■ What you need to do: The lines to copy run from the one containing "Output a JSON" to the end of the records below; repeat them exactly and include nothing else.

[Provided material]

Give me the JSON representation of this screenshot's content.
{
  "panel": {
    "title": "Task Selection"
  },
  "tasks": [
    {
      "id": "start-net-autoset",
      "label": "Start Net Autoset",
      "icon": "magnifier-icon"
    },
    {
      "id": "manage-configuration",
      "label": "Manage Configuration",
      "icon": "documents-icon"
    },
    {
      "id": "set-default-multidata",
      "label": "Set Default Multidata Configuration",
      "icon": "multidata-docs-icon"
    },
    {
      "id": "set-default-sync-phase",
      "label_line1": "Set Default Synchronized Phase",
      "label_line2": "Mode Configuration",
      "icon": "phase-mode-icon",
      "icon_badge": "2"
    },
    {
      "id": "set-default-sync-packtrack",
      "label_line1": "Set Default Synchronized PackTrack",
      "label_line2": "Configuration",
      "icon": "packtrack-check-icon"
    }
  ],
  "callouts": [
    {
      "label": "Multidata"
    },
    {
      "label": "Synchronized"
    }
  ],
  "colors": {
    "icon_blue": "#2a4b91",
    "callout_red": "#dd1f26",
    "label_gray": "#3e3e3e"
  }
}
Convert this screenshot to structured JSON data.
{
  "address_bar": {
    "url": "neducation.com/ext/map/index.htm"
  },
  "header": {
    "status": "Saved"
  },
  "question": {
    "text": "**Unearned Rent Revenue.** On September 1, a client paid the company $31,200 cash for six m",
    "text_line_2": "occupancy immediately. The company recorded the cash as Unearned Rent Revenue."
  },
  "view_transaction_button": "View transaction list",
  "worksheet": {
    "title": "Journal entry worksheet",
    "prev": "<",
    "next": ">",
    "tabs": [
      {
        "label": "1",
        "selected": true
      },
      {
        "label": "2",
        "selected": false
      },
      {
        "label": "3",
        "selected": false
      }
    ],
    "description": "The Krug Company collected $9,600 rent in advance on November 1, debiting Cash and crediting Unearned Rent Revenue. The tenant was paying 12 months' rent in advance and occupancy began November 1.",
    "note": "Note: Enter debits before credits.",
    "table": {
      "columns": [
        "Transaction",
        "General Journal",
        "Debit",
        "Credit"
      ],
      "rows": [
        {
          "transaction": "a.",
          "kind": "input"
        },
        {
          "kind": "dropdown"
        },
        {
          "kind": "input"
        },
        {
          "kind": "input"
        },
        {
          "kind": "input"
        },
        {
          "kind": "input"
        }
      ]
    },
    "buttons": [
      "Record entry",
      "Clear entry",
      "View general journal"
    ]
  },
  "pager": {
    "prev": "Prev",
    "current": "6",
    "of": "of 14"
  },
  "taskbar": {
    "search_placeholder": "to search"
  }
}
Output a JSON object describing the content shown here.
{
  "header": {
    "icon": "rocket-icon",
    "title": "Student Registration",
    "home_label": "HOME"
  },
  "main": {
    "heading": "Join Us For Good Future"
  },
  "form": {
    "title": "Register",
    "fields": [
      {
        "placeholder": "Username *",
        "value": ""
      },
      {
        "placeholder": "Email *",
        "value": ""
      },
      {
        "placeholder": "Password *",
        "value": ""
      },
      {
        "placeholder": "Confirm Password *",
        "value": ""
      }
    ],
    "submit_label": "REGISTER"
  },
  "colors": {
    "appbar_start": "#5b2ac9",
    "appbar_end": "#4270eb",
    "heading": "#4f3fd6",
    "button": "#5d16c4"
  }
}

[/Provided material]

■ The completed task:
Output a JSON object describing the content shown here.
{
  "header": {
    "icon": "rocket-icon",
    "title": "Student Registration",
    "home_label": "HOME"
  },
  "main": {
    "heading": "Join Us For Good Future"
  },
  "form": {
    "title": "Register",
    "fields": [
      {
        "placeholder": "Username *",
        "value": ""
      },
      {
        "placeholder": "Email *",
        "value": ""
      },
      {
        "placeholder": "Password *",
        "value": ""
      },
      {
        "placeholder": "Confirm Password *",
        "value": ""
      }
    ],
    "submit_label": "REGISTER"
  },
  "colors": {
    "appbar_start": "#5b2ac9",
    "appbar_end": "#4270eb",
    "heading": "#4f3fd6",
    "button": "#5d16c4"
  }
}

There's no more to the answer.